→ **What you have to do**
The lines you return should be those containing the string "icon", taken from the data below.

[Items from an interface collection]
══════
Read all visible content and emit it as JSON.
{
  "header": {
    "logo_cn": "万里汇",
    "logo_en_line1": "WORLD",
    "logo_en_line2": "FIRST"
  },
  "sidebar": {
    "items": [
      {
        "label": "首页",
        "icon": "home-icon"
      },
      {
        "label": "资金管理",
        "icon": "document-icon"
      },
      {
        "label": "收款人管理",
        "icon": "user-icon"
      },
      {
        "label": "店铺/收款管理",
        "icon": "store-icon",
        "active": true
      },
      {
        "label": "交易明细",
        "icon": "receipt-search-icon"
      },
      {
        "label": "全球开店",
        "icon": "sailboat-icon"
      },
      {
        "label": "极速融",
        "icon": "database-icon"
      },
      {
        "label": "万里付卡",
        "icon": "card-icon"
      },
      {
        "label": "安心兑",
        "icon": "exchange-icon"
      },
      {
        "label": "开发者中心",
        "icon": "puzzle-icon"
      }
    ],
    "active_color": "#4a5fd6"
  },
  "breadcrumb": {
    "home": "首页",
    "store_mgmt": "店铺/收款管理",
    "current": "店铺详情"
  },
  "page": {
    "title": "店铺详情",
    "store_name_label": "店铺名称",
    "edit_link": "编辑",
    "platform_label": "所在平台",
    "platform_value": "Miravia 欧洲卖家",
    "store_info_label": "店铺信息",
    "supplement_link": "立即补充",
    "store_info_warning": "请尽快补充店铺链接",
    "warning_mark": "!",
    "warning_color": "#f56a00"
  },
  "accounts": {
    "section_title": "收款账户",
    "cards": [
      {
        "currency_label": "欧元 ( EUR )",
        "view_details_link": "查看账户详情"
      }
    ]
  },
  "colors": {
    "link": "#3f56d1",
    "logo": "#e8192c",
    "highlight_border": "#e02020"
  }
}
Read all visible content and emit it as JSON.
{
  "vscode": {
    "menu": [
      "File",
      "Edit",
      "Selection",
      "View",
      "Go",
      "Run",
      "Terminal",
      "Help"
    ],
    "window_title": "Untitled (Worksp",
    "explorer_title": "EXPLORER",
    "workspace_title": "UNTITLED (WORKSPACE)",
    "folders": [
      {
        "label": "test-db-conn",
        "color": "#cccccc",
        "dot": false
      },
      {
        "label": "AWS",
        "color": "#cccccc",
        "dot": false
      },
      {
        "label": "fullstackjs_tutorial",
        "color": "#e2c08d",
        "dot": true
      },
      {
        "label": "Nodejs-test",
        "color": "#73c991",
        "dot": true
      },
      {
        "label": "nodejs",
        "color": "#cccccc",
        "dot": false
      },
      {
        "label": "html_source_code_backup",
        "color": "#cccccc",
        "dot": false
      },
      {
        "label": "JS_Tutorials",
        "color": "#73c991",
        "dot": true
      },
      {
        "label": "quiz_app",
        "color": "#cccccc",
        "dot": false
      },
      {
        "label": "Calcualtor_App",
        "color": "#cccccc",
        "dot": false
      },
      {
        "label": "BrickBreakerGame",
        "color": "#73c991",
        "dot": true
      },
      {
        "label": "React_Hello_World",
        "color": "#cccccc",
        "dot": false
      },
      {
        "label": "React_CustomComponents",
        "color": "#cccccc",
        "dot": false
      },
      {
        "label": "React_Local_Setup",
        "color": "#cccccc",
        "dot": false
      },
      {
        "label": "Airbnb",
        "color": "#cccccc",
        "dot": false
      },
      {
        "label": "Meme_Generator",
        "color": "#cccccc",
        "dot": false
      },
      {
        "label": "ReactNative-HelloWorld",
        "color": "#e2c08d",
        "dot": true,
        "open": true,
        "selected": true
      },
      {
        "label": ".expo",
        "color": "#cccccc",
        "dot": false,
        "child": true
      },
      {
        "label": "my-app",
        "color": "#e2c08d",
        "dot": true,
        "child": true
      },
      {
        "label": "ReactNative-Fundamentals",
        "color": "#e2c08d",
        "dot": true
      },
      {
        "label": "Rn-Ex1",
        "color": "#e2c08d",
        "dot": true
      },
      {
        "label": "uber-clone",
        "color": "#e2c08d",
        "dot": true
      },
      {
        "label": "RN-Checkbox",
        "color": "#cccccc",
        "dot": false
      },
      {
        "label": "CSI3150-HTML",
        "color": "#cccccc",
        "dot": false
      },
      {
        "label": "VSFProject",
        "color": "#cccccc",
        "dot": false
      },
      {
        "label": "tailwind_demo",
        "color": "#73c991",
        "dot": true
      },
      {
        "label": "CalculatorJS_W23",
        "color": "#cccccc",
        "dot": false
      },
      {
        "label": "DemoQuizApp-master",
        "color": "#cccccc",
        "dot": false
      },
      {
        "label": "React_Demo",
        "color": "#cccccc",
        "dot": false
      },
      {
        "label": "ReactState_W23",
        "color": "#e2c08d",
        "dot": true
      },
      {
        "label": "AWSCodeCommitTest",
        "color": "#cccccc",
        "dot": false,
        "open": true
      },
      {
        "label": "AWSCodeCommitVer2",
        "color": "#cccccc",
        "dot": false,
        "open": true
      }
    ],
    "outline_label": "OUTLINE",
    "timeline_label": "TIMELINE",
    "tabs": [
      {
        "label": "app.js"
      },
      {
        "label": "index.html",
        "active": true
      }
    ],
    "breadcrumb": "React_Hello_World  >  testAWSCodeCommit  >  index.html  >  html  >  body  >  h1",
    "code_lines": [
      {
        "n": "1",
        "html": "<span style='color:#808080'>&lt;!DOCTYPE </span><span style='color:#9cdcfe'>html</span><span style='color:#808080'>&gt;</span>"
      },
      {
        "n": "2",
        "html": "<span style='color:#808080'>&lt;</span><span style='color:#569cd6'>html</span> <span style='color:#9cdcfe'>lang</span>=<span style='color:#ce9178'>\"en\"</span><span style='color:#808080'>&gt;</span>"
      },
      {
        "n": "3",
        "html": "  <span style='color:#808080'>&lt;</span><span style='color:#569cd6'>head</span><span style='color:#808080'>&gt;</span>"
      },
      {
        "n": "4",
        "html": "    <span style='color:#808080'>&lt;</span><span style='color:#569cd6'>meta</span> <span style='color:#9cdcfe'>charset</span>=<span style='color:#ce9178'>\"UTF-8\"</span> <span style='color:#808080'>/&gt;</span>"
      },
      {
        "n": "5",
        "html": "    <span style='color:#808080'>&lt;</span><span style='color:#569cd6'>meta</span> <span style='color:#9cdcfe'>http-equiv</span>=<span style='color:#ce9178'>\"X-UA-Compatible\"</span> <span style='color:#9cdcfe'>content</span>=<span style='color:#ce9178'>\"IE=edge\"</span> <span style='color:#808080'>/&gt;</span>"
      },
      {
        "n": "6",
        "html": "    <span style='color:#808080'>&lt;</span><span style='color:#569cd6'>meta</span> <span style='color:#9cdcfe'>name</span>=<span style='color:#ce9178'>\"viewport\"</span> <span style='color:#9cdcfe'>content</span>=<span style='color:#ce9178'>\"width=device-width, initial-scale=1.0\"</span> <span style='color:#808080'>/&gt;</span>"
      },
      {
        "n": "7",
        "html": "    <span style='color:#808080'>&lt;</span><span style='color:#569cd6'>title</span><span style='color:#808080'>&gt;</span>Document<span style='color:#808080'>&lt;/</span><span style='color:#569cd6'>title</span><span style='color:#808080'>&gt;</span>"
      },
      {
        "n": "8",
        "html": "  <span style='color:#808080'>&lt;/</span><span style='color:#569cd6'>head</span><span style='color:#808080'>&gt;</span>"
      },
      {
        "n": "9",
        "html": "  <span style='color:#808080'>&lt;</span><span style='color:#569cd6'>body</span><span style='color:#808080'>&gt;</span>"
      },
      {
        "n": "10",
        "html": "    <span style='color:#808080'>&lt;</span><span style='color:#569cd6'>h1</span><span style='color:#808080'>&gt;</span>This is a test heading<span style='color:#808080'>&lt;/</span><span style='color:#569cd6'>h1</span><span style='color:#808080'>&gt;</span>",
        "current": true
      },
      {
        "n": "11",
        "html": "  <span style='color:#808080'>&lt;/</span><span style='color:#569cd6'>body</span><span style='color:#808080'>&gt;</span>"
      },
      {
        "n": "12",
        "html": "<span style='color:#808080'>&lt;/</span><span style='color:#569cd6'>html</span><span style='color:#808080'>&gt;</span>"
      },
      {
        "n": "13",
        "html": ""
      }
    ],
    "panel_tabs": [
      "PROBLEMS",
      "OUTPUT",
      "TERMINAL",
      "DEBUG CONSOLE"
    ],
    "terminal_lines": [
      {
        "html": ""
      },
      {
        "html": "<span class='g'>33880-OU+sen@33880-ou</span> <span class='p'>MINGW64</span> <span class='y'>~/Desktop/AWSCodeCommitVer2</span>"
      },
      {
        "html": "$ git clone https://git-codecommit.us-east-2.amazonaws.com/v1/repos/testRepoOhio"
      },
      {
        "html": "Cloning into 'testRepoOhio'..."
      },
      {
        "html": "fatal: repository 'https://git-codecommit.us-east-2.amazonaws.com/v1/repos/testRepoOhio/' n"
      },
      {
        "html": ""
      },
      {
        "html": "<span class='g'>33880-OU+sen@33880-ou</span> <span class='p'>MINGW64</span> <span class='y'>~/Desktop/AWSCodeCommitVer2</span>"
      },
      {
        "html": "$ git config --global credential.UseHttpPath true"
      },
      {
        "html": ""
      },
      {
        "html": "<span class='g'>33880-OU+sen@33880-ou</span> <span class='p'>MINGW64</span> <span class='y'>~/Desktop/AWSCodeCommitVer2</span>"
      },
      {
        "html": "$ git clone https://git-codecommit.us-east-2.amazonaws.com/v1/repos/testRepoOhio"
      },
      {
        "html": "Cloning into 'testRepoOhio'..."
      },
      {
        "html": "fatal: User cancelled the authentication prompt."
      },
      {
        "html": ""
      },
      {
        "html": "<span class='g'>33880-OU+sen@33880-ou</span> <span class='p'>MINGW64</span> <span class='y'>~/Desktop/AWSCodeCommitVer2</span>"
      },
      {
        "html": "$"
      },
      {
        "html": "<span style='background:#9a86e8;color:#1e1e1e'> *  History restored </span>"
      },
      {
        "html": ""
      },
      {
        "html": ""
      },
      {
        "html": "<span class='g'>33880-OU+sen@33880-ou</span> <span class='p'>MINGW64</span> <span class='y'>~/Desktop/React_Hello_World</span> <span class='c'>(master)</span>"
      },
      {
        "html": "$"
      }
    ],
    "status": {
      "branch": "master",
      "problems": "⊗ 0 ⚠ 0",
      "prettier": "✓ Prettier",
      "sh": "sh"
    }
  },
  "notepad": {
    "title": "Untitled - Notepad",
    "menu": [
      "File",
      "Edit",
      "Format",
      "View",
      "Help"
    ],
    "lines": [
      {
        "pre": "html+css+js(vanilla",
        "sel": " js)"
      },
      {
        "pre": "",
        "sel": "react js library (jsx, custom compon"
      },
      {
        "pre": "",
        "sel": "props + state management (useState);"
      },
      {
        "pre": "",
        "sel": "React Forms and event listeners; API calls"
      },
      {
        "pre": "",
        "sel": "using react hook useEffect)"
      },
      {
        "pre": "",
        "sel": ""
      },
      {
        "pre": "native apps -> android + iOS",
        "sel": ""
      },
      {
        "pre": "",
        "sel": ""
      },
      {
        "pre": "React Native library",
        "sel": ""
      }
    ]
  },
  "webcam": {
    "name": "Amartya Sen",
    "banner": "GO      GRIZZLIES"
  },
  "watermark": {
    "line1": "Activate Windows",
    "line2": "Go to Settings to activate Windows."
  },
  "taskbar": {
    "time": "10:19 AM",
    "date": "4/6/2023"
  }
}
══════
→ **Output of the task**
        "icon": "home-icon"
        "icon": "document-icon"
        "icon": "user-icon"
        "icon": "store-icon",
        "icon": "receipt-search-icon"
        "icon": "sailboat-icon"
        "icon": "database-icon"
        "icon": "card-icon"
        "icon": "exchange-icon"
        "icon": "puzzle-icon"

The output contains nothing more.